The Red Sox and the Jimmy Fund are interwoven like stitches on a baseball. The Sox inherited the Jimmy Fund from the Boston Braves when the Braves left town in 1953, and Teddy Ballgame blazed the trail for all who came after him. Ted would go anywhere, do anything for the Jimmy Fund. As long as there were no cameras.
Ted launched the marriage, and Curt Gowdy made the Jimmy Fund a household name. Ken Coleman took over as director, then handed off to Mike Andrews, the rookie second baseman of the 1967 Cardiac Kids. Andrews was part of the most important season in Red Sox history, but he knows that his greatest achievement in life is the work he has done for the kids of the Jimmy Fund.

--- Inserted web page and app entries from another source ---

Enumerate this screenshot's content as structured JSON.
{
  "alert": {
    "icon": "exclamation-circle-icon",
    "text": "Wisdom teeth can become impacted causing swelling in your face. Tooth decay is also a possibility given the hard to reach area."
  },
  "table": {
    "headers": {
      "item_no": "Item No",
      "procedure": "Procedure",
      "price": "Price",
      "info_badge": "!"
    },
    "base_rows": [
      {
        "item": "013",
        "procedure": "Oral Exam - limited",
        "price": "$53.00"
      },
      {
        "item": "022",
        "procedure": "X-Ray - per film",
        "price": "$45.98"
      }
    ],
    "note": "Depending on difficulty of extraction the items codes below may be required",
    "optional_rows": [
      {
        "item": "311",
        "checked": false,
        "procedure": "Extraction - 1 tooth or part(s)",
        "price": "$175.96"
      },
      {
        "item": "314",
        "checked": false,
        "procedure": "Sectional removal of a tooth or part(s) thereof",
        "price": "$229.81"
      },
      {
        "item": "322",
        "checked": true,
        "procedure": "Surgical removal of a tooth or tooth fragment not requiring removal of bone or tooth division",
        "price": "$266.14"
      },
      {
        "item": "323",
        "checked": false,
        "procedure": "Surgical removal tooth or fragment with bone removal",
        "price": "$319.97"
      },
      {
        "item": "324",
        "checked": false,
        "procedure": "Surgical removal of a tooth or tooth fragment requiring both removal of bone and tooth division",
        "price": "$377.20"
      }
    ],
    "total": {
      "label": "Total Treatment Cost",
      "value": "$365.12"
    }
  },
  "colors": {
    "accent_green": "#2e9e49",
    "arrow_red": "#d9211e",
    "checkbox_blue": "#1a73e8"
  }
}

Jim Lonborg’s wife, Rosie, has been a volunteer at the clinic for decades. Kids undergo procedures in a Carl Yastrzemski Treatment Room. Roger Clemens used to run down Brookline Ave. wearing his Sox uniform to visit kids in the clinic (no mistaking those metal cleats clacking in a hospital corridor). Mo Vaughn and John Valentin were kid champions in their day.
It’s ongoing. Tim Wakefield is today’s Ted Williams. His teammates are all on board. The Yawkey name is all over the clinic.
And then there is Jon Lester, 25, a cancer survivor. Somebody’s child. Strong enough to beat me up.
When Ted Williams came back from Korea in 1953, he delivered a speech at a giant Jimmy Fund gala at the Hotel Statler. Wearing a necktie for one of the few times in his life, Ted told the crowd, “Somehow it strikes me that a dollar tossed into this drive is the whole American way of life in a nutshell. All the bullets and all the bombs that explode all over the world won’t leave the impact, when all is said and done, of a dollar bill dropped into the Jimmy Fund pot by a warm heart and a willing hand.’’
The young Jimmy Fund that night raised $125,000, including $50,000 from the Joseph Kennedy Foundation. The foundation’s gift was presented by 21-year-old Edward Kennedy. Years later, two of Kennedy’s own children were treated for cancer. And survived.
Not all of the kids make it. There is work to be done in the names of Alexis, Michael, Amy, Kiki, and Patrick.
Call 877-738-1234 or visit www.jimmyfundradiotelethon.org.